**ACTION ITEM**
In your reply, write out the records exactly, each line intact.

(Stored dataset items)
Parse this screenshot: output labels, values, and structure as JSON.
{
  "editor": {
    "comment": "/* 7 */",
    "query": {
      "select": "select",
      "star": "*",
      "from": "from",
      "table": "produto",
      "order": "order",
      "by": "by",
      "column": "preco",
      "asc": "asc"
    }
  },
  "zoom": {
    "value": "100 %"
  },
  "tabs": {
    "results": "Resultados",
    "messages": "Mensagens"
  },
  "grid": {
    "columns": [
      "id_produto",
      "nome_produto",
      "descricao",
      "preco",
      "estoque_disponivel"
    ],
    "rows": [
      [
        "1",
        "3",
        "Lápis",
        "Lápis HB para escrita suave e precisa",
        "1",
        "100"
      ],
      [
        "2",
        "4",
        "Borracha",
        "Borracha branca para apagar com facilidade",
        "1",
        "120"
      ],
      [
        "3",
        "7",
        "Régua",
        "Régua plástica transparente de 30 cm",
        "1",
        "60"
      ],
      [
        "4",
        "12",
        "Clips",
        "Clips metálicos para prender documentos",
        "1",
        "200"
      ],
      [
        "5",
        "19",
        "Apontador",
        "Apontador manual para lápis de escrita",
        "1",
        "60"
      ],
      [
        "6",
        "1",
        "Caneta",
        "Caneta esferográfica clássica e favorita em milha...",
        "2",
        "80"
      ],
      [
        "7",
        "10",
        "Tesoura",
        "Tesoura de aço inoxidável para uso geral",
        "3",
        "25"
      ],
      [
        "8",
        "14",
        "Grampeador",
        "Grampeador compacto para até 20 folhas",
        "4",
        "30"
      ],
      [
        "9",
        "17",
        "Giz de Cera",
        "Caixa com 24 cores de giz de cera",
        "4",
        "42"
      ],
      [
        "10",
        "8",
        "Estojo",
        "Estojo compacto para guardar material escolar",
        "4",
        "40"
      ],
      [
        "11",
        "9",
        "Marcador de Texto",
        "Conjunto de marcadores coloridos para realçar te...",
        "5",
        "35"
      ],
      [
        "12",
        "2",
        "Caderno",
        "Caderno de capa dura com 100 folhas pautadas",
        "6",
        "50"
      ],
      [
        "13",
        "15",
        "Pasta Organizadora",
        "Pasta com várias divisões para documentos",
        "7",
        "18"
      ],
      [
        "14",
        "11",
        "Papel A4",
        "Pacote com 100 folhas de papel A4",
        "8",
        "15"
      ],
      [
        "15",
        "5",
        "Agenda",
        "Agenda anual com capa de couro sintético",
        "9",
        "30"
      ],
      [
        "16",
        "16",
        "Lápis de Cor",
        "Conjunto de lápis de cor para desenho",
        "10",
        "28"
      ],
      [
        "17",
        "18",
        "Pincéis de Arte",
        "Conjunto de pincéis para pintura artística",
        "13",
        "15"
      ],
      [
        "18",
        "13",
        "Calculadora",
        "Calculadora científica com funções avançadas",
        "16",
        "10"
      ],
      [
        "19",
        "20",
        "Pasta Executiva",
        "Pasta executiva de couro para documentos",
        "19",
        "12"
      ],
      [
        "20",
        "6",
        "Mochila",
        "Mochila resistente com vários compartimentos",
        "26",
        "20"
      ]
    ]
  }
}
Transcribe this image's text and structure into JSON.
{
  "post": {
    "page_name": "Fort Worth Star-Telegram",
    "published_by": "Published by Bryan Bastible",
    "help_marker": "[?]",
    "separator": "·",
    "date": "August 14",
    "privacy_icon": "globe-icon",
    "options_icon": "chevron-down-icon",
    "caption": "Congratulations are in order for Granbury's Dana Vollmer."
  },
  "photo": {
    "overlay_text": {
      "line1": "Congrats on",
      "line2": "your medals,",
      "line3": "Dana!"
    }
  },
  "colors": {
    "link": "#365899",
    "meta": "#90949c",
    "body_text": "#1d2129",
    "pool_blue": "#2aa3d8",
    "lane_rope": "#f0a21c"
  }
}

**ANSWER TO THIS EXERCISE**
Parse this screenshot: output labels, values, and structure as JSON.
{
  "editor": {
    "comment": "/* 7 */",
    "query": {
      "select": "select",
      "star": "*",
      "from": "from",
      "table": "produto",
      "order": "order",
      "by": "by",
      "column": "preco",
      "asc": "asc"
    }
  },
  "zoom": {
    "value": "100 %"
  },
  "tabs": {
    "results": "Resultados",
    "messages": "Mensagens"
  },
  "grid": {
    "columns": [
      "id_produto",
      "nome_produto",
      "descricao",
      "preco",
      "estoque_disponivel"
    ],
    "rows": [
      [
        "1",
        "3",
        "Lápis",
        "Lápis HB para escrita suave e precisa",
        "1",
        "100"
      ],
      [
        "2",
        "4",
        "Borracha",
        "Borracha branca para apagar com facilidade",
        "1",
        "120"
      ],
      [
        "3",
        "7",
        "Régua",
        "Régua plástica transparente de 30 cm",
        "1",
        "60"
      ],
      [
        "4",
        "12",
        "Clips",
        "Clips metálicos para prender documentos",
        "1",
        "200"
      ],
      [
        "5",
        "19",
        "Apontador",
        "Apontador manual para lápis de escrita",
        "1",
        "60"
      ],
      [
        "6",
        "1",
        "Caneta",
        "Caneta esferográfica clássica e favorita em milha...",
        "2",
        "80"
      ],
      [
        "7",
        "10",
        "Tesoura",
        "Tesoura de aço inoxidável para uso geral",
        "3",
        "25"
      ],
      [
        "8",
        "14",
        "Grampeador",
        "Grampeador compacto para até 20 folhas",
        "4",
        "30"
      ],
      [
        "9",
        "17",
        "Giz de Cera",
        "Caixa com 24 cores de giz de cera",
        "4",
        "42"
      ],
      [
        "10",
        "8",
        "Estojo",
        "Estojo compacto para guardar material escolar",
        "4",
        "40"
      ],
      [
        "11",
        "9",
        "Marcador de Texto",
        "Conjunto de marcadores coloridos para realçar te...",
        "5",
        "35"
      ],
      [
        "12",
        "2",
        "Caderno",
        "Caderno de capa dura com 100 folhas pautadas",
        "6",
        "50"
      ],
      [
        "13",
        "15",
        "Pasta Organizadora",
        "Pasta com várias divisões para documentos",
        "7",
        "18"
      ],
      [
        "14",
        "11",
        "Papel A4",
        "Pacote com 100 folhas de papel A4",
        "8",
        "15"
      ],
      [
        "15",
        "5",
        "Agenda",
        "Agenda anual com capa de couro sintético",
        "9",
        "30"
      ],
      [
        "16",
        "16",
        "Lápis de Cor",
        "Conjunto de lápis de cor para desenho",
        "10",
        "28"
      ],
      [
        "17",
        "18",
        "Pincéis de Arte",
        "Conjunto de pincéis para pintura artística",
        "13",
        "15"
      ],
      [
        "18",
        "13",
        "Calculadora",
        "Calculadora científica com funções avançadas",
        "16",
        "10"
      ],
      [
        "19",
        "20",
        "Pasta Executiva",
        "Pasta executiva de couro para documentos",
        "19",
        "12"
      ],
      [
        "20",
        "6",
        "Mochila",
        "Mochila resistente com vários compartimentos",
        "26",
        "20"
      ]
    ]
  }
}
Transcribe this image's text and structure into JSON.
{
  "post": {
    "page_name": "Fort Worth Star-Telegram",
    "published_by": "Published by Bryan Bastible",
    "help_marker": "[?]",
    "separator": "·",
    "date": "August 14",
    "privacy_icon": "globe-icon",
    "options_icon": "chevron-down-icon",
    "caption": "Congratulations are in order for Granbury's Dana Vollmer."
  },
  "photo": {
    "overlay_text": {
      "line1": "Congrats on",
      "line2": "your medals,",
      "line3": "Dana!"
    }
  },
  "colors": {
    "link": "#365899",
    "meta": "#90949c",
    "body_text": "#1d2129",
    "pool_blue": "#2aa3d8",
    "lane_rope": "#f0a21c"
  }
}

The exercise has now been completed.